All the 8 tips  come down to one particular component- ‘Interaction with other humans’

“Even the technology that promises to unite us, divides us. Each of us is now electronically connected to the globe, and yet we feel utterly alone.”
― Dan Brown, Angels & Demons

‘The Chinese Farmer’- Inspiring Story by Alan Watts

“The meaning of life is just to be alive. It is so plain and so obvious and so simple. And yet, everybody rushes around in a great panic as if it were necessary to achieve something beyond themselves.”  ― Alan W. Watts, The Culture of Counter-Culture: Edited Transcripts

I absolutely love the above quote by Alan Watts  (6 January 1915 – 16 November 1973) who was a British philosopher, a writer, a speaker and a teacher. Like many others, i too am inspired by Alan’s magical and wakening teachings about the simple realities of life.

900px-watts

Alan Watts-  Source: Wikipedia

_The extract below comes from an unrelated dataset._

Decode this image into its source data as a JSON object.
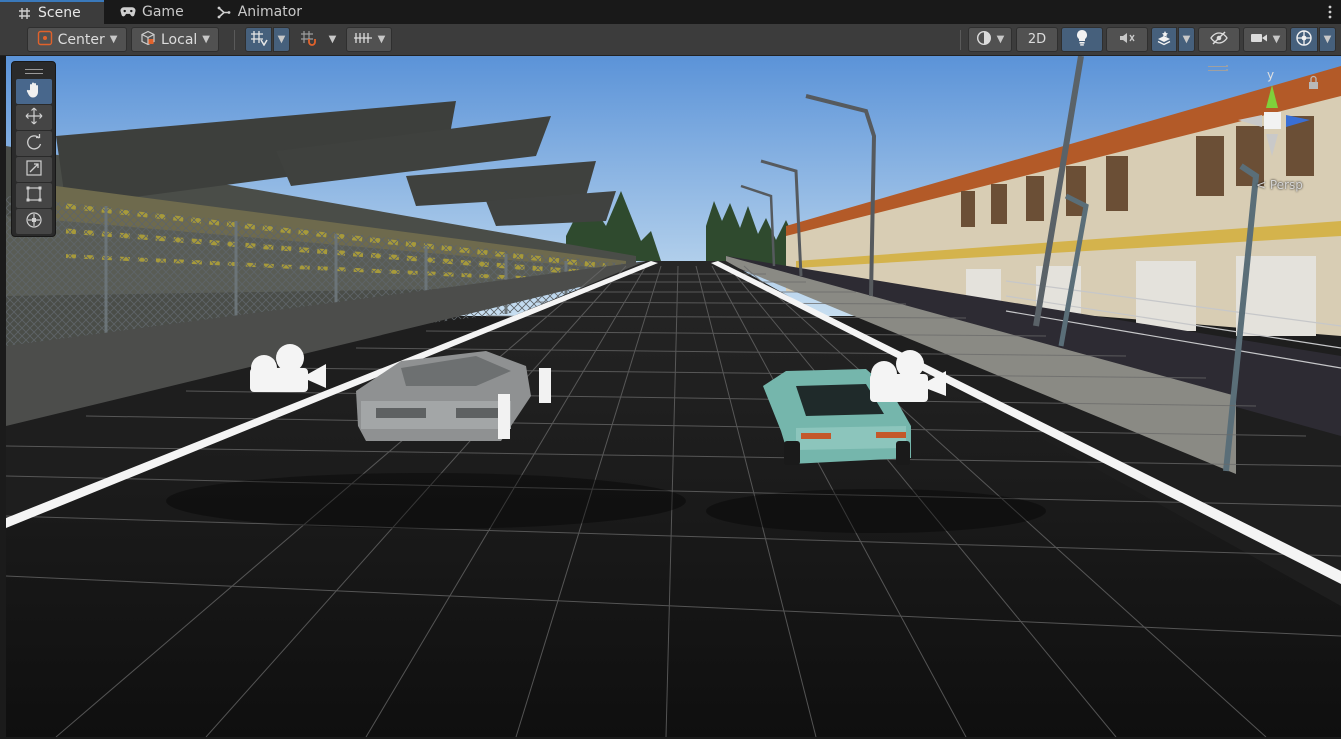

I recently listened to one of his beautiful and inspiring short audio narratives, about a certain ‘Chinese Farmer,’ who chose to see the positive side of things even in negative situations.

On a certain day, one of the Chinese farmer’s horses escaped. That evening, all the neighbors came around and said to him “That’s too bad!” And he said, “Maybe.”

The next day the horse came back, and brought seven wild horses with it. And all the neighbors came around and said, “Well that’s great. Isn’t it?” And he said, “Maybe.”

The next day, as his son was attempting to tame one of his horses and was riding it, he fell down and broke his leg. The neighbors came again in the evening and said, “Well that’s too bad. Isn’t it?” and he said, “Maybe.”

The next day the conscription officers came around to recruit people into the army but they rejected his son because he had a broken leg.  All the people came around and said, “That’s great.” and he said, “Maybe.”

 

 

The moral of the story as the philosopher tells it is that- “The whole process of nature is a process of immense complexity and it is really impossible to tell whether something that happens in it is good or bad. Because you never know the consequences of the misfortune. Or, you never know the consequences of good fortune.” ~ Alan Watts.

 

You can learn more about the British Philosopher on Alanwatts.org

Video Source: the Sustainable Human project